Last season with the Colorado Rockies was his previous best as far as ERA.

Estévez was not the Rockies’ closer, but he finished the season with a 3.47 ERA, a 4-4 record, 13 holds and was two for six in save opportunities.

Players from around the league have reached out to Estévez to congratulate him on all his success so far this season.

“Just like, ‘Man, amazing to see how you’re doing,’ ‘Good for you,’” Estévez recalled of some of the recent messages. “Yency Almonte from the Dodgers was like, ‘I’m proud of you, keep it up.’

“Even guys from the Rockies, guys that I haven’t played with, but I’ve talked to them. And that’s a good feeling.”

Angels vs. White Sox

The Angels game against the White Sox seemed to get away from them in a hurry Wednesday.

Starter Jaime Barría gave up three home runs, one in each of his three innings. His final line included five earned runs, seven hits and two walks. The first home run Barría gave up, a two-run shot by Luis Robert Jr., put the White Sox ahead 2-0.

It was also the first game Barría, the team’s spot starter, had started since June 13, though he said he did not think that had an impact on his performance on Wednesday.

“I didn’t think so,” Barría said in Spanish after the game. “I did all my necessary bullpens. I missed my pitches. All my pitches were high. It’s part of the game.”

The Angels’ offense was able to even the score in the bottom of the first, on back-to-back triples by Ohtani and Trout, followed by an RBI single by Brandon Drury.

But the White Sox pulled away. Barría was pulled for Andrew Wantz to start the fourth and he gave up a home run in the fifth. Wantz’s line included four earned runs, three hits, one walk and two strikeouts in two innings. The White Sox scored twice more in the top of the ninth with Tucker Davidson on the mound.

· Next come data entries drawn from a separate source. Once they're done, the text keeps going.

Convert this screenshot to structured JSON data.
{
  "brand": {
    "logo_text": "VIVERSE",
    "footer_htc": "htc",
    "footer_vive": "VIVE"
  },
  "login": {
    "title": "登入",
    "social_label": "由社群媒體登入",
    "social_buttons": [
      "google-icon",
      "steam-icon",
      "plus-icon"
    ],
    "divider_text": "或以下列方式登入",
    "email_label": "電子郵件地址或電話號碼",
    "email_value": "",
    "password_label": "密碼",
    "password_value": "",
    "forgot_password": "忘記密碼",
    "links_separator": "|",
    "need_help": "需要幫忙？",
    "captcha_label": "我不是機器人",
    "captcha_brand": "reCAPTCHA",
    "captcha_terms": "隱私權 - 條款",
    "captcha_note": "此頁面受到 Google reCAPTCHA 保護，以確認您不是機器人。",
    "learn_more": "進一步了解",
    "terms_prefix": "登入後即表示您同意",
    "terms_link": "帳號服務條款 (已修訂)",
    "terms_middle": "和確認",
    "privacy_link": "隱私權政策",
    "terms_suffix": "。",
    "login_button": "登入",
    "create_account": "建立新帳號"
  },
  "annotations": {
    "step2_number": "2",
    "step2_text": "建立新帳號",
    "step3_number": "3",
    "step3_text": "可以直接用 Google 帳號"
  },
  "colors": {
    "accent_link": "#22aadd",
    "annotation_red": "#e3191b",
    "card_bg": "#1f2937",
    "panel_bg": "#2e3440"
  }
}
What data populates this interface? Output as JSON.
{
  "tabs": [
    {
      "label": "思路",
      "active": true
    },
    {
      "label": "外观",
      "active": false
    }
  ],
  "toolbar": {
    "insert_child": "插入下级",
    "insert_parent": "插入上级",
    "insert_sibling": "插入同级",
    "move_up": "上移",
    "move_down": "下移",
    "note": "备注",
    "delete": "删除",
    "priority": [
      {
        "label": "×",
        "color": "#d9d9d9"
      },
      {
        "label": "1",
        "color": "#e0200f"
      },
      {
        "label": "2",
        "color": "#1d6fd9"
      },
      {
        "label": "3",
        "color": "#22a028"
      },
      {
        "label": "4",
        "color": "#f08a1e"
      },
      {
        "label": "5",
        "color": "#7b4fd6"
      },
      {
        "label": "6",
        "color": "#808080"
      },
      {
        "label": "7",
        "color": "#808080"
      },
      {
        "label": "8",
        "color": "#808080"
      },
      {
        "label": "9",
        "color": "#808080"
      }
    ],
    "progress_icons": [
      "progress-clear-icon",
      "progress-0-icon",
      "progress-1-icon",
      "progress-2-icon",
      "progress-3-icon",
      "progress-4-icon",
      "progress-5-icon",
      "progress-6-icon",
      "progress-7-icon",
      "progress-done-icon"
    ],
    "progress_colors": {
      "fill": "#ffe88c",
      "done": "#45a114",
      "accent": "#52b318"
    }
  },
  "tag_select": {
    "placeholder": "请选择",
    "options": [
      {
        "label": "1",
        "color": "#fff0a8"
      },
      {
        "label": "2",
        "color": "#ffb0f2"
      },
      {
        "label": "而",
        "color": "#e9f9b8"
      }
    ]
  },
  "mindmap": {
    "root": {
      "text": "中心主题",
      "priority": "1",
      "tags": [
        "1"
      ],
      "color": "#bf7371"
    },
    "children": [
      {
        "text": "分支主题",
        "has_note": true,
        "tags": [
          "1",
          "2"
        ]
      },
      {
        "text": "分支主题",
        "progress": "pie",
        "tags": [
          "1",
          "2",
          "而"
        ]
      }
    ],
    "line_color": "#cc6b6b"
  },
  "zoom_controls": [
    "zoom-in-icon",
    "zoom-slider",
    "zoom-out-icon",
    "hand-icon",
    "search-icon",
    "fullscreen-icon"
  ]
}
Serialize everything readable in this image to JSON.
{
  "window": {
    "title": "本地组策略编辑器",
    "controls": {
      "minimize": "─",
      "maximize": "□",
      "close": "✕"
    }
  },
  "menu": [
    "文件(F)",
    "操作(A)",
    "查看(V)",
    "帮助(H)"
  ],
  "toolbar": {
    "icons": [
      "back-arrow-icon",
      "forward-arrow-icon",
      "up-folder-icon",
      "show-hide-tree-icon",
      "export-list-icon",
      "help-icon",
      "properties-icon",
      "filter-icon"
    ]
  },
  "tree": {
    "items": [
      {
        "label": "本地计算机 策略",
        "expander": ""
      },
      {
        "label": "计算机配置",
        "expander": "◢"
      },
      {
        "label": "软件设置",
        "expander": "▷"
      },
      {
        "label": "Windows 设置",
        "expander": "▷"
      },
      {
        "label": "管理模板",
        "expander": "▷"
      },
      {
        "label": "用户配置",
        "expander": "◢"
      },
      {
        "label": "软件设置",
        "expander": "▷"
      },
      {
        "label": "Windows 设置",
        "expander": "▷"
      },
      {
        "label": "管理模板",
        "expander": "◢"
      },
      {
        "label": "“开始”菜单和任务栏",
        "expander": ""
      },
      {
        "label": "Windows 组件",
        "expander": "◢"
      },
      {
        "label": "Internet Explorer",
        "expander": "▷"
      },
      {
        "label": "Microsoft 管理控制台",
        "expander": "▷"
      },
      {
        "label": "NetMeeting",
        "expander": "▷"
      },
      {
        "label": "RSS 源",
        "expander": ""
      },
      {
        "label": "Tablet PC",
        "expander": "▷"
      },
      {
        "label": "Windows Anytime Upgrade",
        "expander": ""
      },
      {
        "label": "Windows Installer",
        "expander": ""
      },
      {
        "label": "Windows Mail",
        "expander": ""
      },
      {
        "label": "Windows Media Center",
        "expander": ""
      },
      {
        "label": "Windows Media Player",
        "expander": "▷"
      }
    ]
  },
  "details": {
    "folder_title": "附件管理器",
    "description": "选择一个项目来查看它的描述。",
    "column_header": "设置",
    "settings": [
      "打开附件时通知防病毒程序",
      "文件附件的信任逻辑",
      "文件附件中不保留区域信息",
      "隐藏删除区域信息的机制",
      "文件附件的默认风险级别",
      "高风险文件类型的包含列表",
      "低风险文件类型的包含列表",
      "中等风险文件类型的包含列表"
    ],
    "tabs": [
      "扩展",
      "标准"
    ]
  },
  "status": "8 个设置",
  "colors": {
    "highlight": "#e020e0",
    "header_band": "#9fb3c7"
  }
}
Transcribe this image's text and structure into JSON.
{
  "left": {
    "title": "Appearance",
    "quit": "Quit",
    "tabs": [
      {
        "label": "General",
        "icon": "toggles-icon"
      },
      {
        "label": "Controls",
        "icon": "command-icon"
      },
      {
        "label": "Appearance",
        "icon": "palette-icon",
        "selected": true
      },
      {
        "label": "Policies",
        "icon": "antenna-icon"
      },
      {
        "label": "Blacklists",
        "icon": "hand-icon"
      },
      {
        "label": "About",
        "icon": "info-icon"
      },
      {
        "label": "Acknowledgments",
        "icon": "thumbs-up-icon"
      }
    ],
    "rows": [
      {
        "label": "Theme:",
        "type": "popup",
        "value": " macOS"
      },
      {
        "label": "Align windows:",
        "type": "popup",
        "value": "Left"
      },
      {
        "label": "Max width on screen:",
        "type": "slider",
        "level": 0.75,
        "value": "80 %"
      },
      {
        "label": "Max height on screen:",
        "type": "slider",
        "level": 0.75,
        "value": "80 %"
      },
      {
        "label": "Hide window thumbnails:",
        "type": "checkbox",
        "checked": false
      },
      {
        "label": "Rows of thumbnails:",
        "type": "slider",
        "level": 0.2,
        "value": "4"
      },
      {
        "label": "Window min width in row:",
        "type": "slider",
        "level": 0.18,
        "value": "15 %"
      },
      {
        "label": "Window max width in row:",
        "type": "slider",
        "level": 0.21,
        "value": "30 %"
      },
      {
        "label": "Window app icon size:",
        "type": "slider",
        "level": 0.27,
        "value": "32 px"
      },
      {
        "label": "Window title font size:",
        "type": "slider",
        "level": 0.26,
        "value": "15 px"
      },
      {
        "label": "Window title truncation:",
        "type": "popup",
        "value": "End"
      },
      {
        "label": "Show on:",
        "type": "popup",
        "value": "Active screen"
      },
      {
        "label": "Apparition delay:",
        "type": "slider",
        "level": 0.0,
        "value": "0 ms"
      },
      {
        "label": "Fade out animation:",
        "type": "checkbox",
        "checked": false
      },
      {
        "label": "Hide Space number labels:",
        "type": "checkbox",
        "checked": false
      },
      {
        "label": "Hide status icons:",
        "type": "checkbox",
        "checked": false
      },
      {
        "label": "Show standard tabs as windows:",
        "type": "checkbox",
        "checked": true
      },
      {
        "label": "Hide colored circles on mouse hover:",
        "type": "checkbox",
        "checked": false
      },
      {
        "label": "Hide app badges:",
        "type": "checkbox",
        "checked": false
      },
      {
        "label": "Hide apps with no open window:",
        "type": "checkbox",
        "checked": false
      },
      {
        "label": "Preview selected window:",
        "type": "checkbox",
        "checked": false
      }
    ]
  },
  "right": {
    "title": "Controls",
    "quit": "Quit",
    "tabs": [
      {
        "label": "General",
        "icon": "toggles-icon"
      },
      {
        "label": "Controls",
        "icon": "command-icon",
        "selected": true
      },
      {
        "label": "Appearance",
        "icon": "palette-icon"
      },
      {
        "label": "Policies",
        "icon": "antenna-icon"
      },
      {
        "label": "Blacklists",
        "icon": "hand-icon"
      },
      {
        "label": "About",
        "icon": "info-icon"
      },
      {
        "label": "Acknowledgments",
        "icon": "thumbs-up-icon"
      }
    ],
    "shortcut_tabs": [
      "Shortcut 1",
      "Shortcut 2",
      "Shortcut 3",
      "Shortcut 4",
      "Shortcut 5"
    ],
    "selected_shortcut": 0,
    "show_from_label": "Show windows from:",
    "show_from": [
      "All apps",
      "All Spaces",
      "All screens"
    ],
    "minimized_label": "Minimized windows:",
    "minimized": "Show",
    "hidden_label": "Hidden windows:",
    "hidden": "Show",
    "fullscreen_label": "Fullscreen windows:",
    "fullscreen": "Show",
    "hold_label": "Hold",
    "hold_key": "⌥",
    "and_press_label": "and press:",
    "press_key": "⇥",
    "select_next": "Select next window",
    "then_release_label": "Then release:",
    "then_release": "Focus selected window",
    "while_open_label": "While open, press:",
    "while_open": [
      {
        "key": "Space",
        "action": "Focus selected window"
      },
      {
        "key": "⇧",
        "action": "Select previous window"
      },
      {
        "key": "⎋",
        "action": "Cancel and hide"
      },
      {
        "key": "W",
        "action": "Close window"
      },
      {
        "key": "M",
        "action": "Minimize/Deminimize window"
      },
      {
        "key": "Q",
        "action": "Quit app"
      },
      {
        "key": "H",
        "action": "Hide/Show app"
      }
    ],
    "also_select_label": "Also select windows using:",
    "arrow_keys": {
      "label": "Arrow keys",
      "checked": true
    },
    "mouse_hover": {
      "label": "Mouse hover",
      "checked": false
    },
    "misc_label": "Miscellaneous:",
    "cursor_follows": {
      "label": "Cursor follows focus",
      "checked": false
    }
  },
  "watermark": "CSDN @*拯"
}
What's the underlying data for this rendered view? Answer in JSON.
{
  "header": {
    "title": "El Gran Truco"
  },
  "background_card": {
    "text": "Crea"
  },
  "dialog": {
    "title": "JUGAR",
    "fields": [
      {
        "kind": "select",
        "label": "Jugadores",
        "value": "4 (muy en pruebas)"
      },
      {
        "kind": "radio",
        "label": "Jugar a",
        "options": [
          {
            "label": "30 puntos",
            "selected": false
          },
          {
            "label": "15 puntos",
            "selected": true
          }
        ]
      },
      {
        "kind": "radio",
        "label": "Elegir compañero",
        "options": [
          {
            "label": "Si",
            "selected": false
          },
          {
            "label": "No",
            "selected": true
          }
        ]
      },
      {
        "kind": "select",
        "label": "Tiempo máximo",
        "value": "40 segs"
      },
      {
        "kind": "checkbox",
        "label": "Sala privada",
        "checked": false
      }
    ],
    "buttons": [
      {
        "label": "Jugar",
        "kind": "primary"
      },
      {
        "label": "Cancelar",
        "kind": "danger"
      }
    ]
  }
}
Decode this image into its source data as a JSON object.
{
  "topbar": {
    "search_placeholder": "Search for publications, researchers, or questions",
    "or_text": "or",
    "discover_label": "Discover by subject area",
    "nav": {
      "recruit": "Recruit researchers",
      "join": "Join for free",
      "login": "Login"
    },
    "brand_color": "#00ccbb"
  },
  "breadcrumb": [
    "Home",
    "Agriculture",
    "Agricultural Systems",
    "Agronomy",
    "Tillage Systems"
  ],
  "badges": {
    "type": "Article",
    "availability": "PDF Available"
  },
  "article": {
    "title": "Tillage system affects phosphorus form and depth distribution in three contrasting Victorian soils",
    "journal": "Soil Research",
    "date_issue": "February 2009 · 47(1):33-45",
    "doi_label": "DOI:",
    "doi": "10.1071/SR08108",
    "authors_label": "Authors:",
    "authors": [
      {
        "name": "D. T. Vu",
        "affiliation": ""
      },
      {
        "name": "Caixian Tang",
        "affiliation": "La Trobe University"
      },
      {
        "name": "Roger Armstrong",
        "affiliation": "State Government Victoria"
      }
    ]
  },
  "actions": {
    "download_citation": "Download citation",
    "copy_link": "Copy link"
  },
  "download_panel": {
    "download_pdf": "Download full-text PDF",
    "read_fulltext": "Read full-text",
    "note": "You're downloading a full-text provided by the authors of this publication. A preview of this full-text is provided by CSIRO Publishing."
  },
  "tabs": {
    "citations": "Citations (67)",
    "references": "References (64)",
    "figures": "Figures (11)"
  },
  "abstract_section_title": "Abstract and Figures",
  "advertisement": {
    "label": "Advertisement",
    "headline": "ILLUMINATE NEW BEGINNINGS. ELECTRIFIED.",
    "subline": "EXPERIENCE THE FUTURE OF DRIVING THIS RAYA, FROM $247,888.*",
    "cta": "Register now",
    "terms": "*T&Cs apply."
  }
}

The Angels made noise in the later innings, Drury and Hunter Renfroe hitting solo homers in the bottom of the seventh and another RBI from Drury in the eighth. The Angels also loaded the bases in the bottom of the ninth, with two outs, but Mickey Moniak, who came into the game as a pinch-hitter, lined out to end the game.